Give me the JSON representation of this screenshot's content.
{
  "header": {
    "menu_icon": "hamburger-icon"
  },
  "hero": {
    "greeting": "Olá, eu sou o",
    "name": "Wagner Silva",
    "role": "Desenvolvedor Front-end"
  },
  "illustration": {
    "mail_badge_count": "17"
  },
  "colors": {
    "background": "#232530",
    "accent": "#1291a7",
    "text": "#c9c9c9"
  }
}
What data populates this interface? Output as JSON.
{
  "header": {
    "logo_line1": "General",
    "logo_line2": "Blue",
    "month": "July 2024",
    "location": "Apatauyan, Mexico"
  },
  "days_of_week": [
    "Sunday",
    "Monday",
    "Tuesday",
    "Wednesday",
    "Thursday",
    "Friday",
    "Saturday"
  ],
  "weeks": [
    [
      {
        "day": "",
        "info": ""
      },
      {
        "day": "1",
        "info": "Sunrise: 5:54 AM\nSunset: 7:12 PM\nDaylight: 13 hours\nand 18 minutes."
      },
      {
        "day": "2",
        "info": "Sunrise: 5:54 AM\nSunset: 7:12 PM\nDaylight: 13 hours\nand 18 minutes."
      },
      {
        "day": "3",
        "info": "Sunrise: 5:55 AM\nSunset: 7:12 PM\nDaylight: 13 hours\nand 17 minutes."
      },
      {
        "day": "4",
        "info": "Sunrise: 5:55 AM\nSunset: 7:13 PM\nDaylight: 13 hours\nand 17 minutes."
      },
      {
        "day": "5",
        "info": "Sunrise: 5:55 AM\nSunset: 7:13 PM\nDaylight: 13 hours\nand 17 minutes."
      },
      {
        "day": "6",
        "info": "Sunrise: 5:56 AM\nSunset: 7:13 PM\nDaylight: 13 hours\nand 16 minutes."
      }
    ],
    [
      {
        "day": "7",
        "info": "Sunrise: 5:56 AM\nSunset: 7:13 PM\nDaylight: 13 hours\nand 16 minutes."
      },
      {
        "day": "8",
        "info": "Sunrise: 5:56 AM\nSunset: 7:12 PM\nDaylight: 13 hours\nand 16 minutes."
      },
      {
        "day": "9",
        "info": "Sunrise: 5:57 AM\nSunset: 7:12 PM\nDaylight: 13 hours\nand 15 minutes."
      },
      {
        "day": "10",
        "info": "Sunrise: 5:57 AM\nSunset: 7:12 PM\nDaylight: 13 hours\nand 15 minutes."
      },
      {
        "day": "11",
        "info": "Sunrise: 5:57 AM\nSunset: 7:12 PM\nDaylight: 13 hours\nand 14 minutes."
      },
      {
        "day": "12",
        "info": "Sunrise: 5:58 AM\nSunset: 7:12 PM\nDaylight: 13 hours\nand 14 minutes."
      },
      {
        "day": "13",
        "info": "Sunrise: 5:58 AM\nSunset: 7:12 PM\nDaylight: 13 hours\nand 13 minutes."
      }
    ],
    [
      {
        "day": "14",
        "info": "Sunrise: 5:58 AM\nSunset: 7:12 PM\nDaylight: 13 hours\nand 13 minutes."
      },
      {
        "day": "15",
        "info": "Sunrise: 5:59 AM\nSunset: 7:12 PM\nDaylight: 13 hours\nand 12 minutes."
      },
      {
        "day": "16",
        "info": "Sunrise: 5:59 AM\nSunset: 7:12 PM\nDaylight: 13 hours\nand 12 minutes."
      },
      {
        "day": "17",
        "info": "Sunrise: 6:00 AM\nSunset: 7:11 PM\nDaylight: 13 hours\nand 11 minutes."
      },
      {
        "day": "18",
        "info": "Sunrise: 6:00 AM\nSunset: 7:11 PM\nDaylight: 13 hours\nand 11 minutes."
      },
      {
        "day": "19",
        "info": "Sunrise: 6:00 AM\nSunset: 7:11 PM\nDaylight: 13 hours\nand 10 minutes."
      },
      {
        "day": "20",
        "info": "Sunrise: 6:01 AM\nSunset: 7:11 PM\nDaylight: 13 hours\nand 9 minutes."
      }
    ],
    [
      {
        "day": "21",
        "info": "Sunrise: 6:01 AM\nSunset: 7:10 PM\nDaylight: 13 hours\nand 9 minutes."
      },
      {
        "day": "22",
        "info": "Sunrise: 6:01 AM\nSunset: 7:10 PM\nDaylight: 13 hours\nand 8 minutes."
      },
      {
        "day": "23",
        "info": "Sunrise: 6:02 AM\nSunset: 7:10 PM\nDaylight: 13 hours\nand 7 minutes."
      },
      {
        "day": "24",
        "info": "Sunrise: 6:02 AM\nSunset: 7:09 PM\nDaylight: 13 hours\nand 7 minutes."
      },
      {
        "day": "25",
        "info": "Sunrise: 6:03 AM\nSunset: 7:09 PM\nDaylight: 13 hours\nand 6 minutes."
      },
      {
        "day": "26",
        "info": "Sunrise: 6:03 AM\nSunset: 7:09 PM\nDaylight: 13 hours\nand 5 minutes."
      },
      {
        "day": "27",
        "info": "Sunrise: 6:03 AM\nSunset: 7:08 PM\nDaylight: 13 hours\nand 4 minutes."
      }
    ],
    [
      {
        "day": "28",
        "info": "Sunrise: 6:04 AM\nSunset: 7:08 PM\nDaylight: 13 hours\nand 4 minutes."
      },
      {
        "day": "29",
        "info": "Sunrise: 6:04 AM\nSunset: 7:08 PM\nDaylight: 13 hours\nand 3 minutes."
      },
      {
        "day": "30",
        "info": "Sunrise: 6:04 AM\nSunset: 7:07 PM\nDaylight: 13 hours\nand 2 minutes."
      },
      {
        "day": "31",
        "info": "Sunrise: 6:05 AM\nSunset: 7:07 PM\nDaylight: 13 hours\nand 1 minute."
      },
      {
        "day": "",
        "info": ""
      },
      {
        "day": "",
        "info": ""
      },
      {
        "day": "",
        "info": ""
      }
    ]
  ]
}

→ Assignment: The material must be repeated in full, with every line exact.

→ Your solution:
Give me the JSON representation of this screenshot's content.
{
  "header": {
    "menu_icon": "hamburger-icon"
  },
  "hero": {
    "greeting": "Olá, eu sou o",
    "name": "Wagner Silva",
    "role": "Desenvolvedor Front-end"
  },
  "illustration": {
    "mail_badge_count": "17"
  },
  "colors": {
    "background": "#232530",
    "accent": "#1291a7",
    "text": "#c9c9c9"
  }
}
What data populates this interface? Output as JSON.
{
  "header": {
    "logo_line1": "General",
    "logo_line2": "Blue",
    "month": "July 2024",
    "location": "Apatauyan, Mexico"
  },
  "days_of_week": [
    "Sunday",
    "Monday",
    "Tuesday",
    "Wednesday",
    "Thursday",
    "Friday",
    "Saturday"
  ],
  "weeks": [
    [
      {
        "day": "",
        "info": ""
      },
      {
        "day": "1",
        "info": "Sunrise: 5:54 AM\nSunset: 7:12 PM\nDaylight: 13 hours\nand 18 minutes."
      },
      {
        "day": "2",
        "info": "Sunrise: 5:54 AM\nSunset: 7:12 PM\nDaylight: 13 hours\nand 18 minutes."
      },
      {
        "day": "3",
        "info": "Sunrise: 5:55 AM\nSunset: 7:12 PM\nDaylight: 13 hours\nand 17 minutes."
      },
      {
        "day": "4",
        "info": "Sunrise: 5:55 AM\nSunset: 7:13 PM\nDaylight: 13 hours\nand 17 minutes."
      },
      {
        "day": "5",
        "info": "Sunrise: 5:55 AM\nSunset: 7:13 PM\nDaylight: 13 hours\nand 17 minutes."
      },
      {
        "day": "6",
        "info": "Sunrise: 5:56 AM\nSunset: 7:13 PM\nDaylight: 13 hours\nand 16 minutes."
      }
    ],
    [
      {
        "day": "7",
        "info": "Sunrise: 5:56 AM\nSunset: 7:13 PM\nDaylight: 13 hours\nand 16 minutes."
      },
      {
        "day": "8",
        "info": "Sunrise: 5:56 AM\nSunset: 7:12 PM\nDaylight: 13 hours\nand 16 minutes."
      },
      {
        "day": "9",
        "info": "Sunrise: 5:57 AM\nSunset: 7:12 PM\nDaylight: 13 hours\nand 15 minutes."
      },
      {
        "day": "10",
        "info": "Sunrise: 5:57 AM\nSunset: 7:12 PM\nDaylight: 13 hours\nand 15 minutes."
      },
      {
        "day": "11",
        "info": "Sunrise: 5:57 AM\nSunset: 7:12 PM\nDaylight: 13 hours\nand 14 minutes."
      },
      {
        "day": "12",
        "info": "Sunrise: 5:58 AM\nSunset: 7:12 PM\nDaylight: 13 hours\nand 14 minutes."
      },
      {
        "day": "13",
        "info": "Sunrise: 5:58 AM\nSunset: 7:12 PM\nDaylight: 13 hours\nand 13 minutes."
      }
    ],
    [
      {
        "day": "14",
        "info": "Sunrise: 5:58 AM\nSunset: 7:12 PM\nDaylight: 13 hours\nand 13 minutes."
      },
      {
        "day": "15",
        "info": "Sunrise: 5:59 AM\nSunset: 7:12 PM\nDaylight: 13 hours\nand 12 minutes."
      },
      {
        "day": "16",
        "info": "Sunrise: 5:59 AM\nSunset: 7:12 PM\nDaylight: 13 hours\nand 12 minutes."
      },
      {
        "day": "17",
        "info": "Sunrise: 6:00 AM\nSunset: 7:11 PM\nDaylight: 13 hours\nand 11 minutes."
      },
      {
        "day": "18",
        "info": "Sunrise: 6:00 AM\nSunset: 7:11 PM\nDaylight: 13 hours\nand 11 minutes."
      },
      {
        "day": "19",
        "info": "Sunrise: 6:00 AM\nSunset: 7:11 PM\nDaylight: 13 hours\nand 10 minutes."
      },
      {
        "day": "20",
        "info": "Sunrise: 6:01 AM\nSunset: 7:11 PM\nDaylight: 13 hours\nand 9 minutes."
      }
    ],
    [
      {
        "day": "21",
        "info": "Sunrise: 6:01 AM\nSunset: 7:10 PM\nDaylight: 13 hours\nand 9 minutes."
      },
      {
        "day": "22",
        "info": "Sunrise: 6:01 AM\nSunset: 7:10 PM\nDaylight: 13 hours\nand 8 minutes."
      },
      {
        "day": "23",
        "info": "Sunrise: 6:02 AM\nSunset: 7:10 PM\nDaylight: 13 hours\nand 7 minutes."
      },
      {
        "day": "24",
        "info": "Sunrise: 6:02 AM\nSunset: 7:09 PM\nDaylight: 13 hours\nand 7 minutes."
      },
      {
        "day": "25",
        "info": "Sunrise: 6:03 AM\nSunset: 7:09 PM\nDaylight: 13 hours\nand 6 minutes."
      },
      {
        "day": "26",
        "info": "Sunrise: 6:03 AM\nSunset: 7:09 PM\nDaylight: 13 hours\nand 5 minutes."
      },
      {
        "day": "27",
        "info": "Sunrise: 6:03 AM\nSunset: 7:08 PM\nDaylight: 13 hours\nand 4 minutes."
      }
    ],
    [
      {
        "day": "28",
        "info": "Sunrise: 6:04 AM\nSunset: 7:08 PM\nDaylight: 13 hours\nand 4 minutes."
      },
      {
        "day": "29",
        "info": "Sunrise: 6:04 AM\nSunset: 7:08 PM\nDaylight: 13 hours\nand 3 minutes."
      },
      {
        "day": "30",
        "info": "Sunrise: 6:04 AM\nSunset: 7:07 PM\nDaylight: 13 hours\nand 2 minutes."
      },
      {
        "day": "31",
        "info": "Sunrise: 6:05 AM\nSunset: 7:07 PM\nDaylight: 13 hours\nand 1 minute."
      },
      {
        "day": "",
        "info": ""
      },
      {
        "day": "",
        "info": ""
      },
      {
        "day": "",
        "info": ""
      }
    ]
  ]
}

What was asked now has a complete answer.